# [What needs to be done]
Within these entries, which lines include the string "Sales"? Copy each one.

# [Source data]
++++++++++++++++++++
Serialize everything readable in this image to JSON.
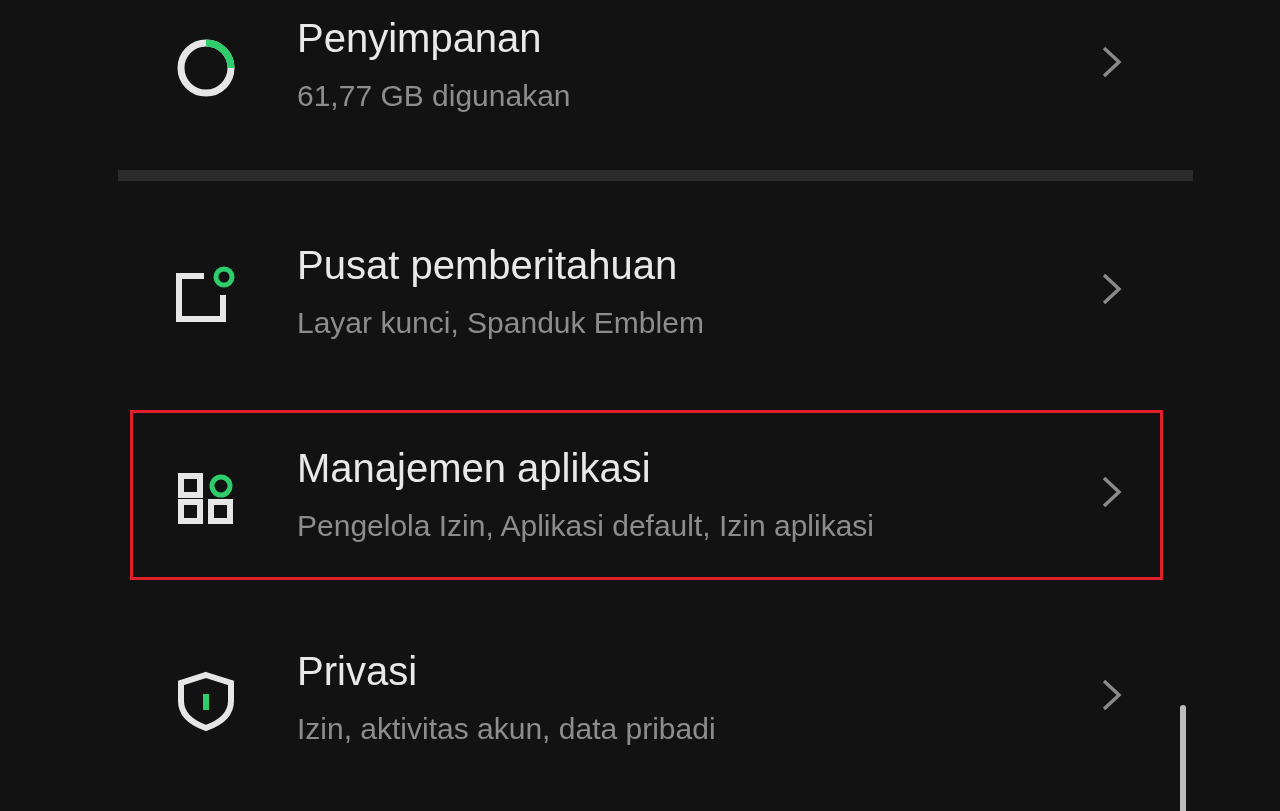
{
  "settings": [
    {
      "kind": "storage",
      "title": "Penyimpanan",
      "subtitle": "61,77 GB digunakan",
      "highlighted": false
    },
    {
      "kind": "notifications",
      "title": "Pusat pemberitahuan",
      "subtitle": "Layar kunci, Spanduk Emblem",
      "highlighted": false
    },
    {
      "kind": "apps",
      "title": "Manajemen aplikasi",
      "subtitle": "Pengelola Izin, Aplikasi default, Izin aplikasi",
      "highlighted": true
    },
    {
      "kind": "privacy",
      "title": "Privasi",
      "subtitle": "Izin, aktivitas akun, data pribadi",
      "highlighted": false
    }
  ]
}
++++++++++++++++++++
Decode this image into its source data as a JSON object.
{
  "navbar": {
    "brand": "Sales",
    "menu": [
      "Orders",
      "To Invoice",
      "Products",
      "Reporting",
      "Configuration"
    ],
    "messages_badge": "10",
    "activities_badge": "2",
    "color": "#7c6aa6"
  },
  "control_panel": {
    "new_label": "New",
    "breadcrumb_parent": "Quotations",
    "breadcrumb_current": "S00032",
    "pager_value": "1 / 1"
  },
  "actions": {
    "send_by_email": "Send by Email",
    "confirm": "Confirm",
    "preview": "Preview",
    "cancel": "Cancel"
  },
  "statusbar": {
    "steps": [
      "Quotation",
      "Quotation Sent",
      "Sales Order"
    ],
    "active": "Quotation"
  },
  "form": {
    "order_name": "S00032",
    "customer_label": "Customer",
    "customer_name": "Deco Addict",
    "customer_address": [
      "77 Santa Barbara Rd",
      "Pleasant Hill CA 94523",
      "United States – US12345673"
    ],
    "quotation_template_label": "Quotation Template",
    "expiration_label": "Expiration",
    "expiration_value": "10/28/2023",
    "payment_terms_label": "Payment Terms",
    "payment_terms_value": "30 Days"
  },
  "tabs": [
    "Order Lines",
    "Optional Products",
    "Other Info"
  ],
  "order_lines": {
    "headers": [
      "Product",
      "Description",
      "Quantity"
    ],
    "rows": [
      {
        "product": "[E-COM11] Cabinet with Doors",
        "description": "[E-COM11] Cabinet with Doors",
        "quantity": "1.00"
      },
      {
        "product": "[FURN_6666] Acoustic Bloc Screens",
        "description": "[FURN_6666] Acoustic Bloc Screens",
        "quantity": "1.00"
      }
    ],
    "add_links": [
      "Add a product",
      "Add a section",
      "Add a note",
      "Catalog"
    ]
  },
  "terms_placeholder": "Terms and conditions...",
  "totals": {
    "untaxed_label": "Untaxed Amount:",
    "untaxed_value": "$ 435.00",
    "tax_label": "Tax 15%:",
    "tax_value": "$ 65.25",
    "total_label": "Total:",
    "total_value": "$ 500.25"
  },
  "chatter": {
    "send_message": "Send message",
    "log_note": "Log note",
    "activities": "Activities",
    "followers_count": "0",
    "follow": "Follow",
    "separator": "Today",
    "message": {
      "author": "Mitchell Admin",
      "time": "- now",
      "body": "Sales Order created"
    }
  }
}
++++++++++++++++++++
# [Solution to this task]
    "brand": "Sales",
      "Sales Order"
      "body": "Sales Order created"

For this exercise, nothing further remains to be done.